Introduction to Space-Time
Space-time is a concept that combines the three dimensions of space with the fourth dimension of time, creating a single, unified entity known as the “fabric of the universe.” This concept was first introduced by Albert Einstein in his theory of relativity, which proposed that space and time are not separate, fixed entities, but are instead intertwined and affected by the presence of mass and energy.
In Einstein’s theory of relativity, space-time is described as a flexible and malleable fabric, which can be bent and distorted by the presence of matter or energy. This phenomenon is known as “spacetime curvature.”
One of the most famous examples of spacetime curvature is the effect of gravity. According to Einstein’s theory, the presence of a massive object, such as a planet or a star, causes a depression in spacetime, much like a bowling ball placed on a trampoline. This depression, or “well,” is what we experience as the force of gravity, pulling objects towards the massive object.
Another way that spacetime can be distorted is through the process of acceleration. According to Einstein’s theory, objects in motion experience time differently than objects at rest. This phenomenon, known as “time dilation,” means that time appears to pass slower for objects moving at high speeds or experiencing strong gravitational forces.

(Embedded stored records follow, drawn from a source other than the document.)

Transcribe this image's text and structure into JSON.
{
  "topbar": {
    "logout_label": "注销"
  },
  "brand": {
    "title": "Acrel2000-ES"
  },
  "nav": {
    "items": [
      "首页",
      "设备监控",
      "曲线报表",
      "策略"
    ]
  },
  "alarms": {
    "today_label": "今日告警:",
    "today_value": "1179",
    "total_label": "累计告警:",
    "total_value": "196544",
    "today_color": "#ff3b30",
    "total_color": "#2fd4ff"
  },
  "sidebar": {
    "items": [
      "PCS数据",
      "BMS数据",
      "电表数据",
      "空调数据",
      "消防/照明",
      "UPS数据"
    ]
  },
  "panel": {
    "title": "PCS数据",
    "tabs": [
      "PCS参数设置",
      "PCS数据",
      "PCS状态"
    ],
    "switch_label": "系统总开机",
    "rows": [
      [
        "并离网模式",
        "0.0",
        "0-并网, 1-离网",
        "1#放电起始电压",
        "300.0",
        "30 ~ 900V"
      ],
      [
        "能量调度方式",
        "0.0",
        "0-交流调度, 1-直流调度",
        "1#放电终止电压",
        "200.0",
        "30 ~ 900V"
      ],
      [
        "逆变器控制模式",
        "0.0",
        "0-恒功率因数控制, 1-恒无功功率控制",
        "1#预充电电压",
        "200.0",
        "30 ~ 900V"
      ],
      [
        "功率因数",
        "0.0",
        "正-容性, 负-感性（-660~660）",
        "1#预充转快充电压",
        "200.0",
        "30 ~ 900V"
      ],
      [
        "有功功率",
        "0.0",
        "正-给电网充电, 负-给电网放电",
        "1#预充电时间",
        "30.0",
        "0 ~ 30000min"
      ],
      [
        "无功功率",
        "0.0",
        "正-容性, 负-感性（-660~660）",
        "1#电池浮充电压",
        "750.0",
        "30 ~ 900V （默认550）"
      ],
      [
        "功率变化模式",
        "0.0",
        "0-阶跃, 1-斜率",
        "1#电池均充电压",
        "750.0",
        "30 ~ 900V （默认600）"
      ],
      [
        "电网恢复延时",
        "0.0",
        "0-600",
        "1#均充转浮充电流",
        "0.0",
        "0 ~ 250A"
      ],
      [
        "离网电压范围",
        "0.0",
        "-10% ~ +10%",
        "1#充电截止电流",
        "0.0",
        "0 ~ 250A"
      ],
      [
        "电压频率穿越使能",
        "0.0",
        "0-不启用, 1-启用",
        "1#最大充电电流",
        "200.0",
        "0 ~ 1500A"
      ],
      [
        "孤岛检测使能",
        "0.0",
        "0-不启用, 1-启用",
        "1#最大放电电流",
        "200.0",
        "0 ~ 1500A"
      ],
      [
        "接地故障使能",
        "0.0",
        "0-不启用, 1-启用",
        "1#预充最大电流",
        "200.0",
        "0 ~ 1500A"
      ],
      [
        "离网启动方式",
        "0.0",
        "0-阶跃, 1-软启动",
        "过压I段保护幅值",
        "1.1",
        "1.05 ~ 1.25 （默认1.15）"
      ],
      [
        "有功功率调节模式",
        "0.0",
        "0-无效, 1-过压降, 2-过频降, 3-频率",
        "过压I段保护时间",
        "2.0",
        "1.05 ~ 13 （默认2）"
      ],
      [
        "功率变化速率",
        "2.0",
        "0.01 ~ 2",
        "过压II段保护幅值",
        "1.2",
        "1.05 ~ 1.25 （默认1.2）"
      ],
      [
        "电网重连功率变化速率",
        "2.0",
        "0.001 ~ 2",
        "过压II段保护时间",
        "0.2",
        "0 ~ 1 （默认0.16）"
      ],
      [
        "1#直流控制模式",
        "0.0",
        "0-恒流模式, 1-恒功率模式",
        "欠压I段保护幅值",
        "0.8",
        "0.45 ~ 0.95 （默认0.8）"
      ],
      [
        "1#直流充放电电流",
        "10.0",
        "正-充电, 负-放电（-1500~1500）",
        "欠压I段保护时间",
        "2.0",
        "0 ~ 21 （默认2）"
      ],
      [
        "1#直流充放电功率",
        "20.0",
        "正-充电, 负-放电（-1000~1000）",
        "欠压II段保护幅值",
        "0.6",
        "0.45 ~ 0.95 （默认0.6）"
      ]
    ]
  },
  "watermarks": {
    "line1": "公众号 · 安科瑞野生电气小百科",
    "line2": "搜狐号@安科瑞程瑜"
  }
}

Gravitational Time Travel
One of the most striking consequences of spacetime curvature is the phenomenon of “gravitational time travel.” Because time can be slowed down in the presence of strong gravitational forces, it is theoretically possible for an object to travel through time by traveling through a region of spacetime with strong curvature.
While the concept of spacetime may seem complex, it has been thoroughly tested and supported by a wealth of scientific evidence. From the orbits of planets around the sun to the expansion of the universe, the concept of spacetime has proven to be a crucial piece of our understanding of the cosmos.